Written Answers. - Middle East Peace Process.

Jim Higgins


28 Mr. Higgins (Mayo) asked the Minister for Foreign Affairs if he will make a statement on the Middle East peace agreement. [22068/98]

Brian O'Shea


59 Mr. O'Shea asked the Minister for Foreign Affairs the activities he or his EU counterparts have engaged in to assist the Middle East peace process. [22162/98]

I propose to take Questions Nos. 28 and 59 together.

The Government has been following the Middle East peace process very closely and has been heartened by the developments which resulted in the reaching of the recent agreement at Wye, Maryland. I would like to congratulate all concerned, in particular President Clinton who clearly played a crucial role in the negotiations. The agreement is of the utmost importance as it revives the Oslo process which has been stalled for over 18 months. It re-establishes the basic principle of the entire process — the "land for peace" concept — which had been laid down at the Madrid conference in 1991. It addresses in a very detailed manner the key issue of security. It provides for a meeting of donor countries at ministerial level before the end of the year. There will also be a meeting of the Palestinian National Council which will take place in Gaza and which will revise the Palestinian National Charter.

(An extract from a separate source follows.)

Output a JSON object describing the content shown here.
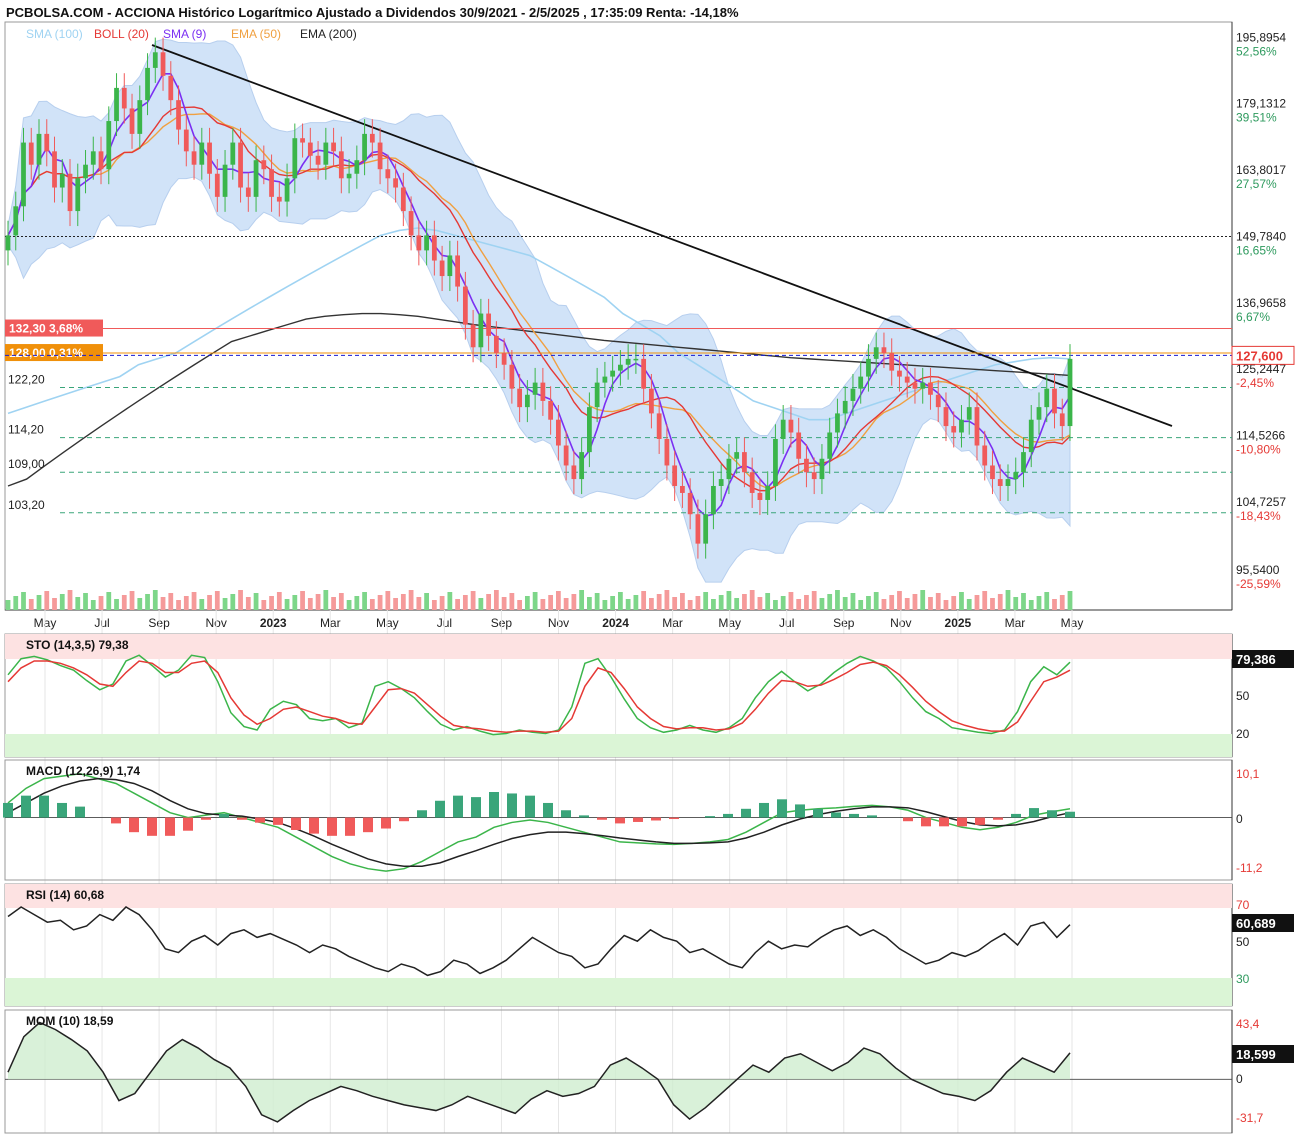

Finally the Wye Agreement opens the door for the final status negotiations which hopefully will lead to the settlement of all outstanding problems between the Israelis and the Palestinians.

It does not address two other very difficult issues — the question of Israeli withdrawal from Southern Lebanon and the settlement of the Golan Heights issue. Hopefully, however, it will have brought the resolution of these issues nearer.

Signing an agreement is one matter, implementing it is another. A very great deal now depends on the implementation of this agreement. There are onerous obligations accepted by both sides which have to be met within a definite timetable. I note with some concern that the start of the implementation process has not been as smooth as we would have liked. In particular, there is the risk of the process being derailed by incidents such as the terrorist attack in Gaza last week. We condemn all such attacks and violence, whatever the source. I therefore strongly urge both sides to adhere to the precise terms and the timetable contained in the document to which they both committed themselves.
From the outset, the EU actively supported the mediation efforts of the United States. Ambassador Moratinos, who was appointed during the Irish Presidency in 1996 remained in close touch with the two negotiating teams throughout, encouraging them in their endeavours.
As regards Irish support for the agreement we will, of course, in conjunction with our EU partners do everything we can to encourage both sides to adhere to its terms. We took particular note of the provisions regarding the international donor conference to which I referred earlier and will play our part when that conference is convened.
Much of course, remains to be done. Real negotiations have not yet started on what are known as the final status issues. These include highly sensitive issues such as refugees, water rights, settlements and the status of Jerusalem. These negotiations will be difficult, but the Wye agreement has given us hope that they will be undertaken in a sense of confidence and mutual respect that did not exist before that agreement was signed.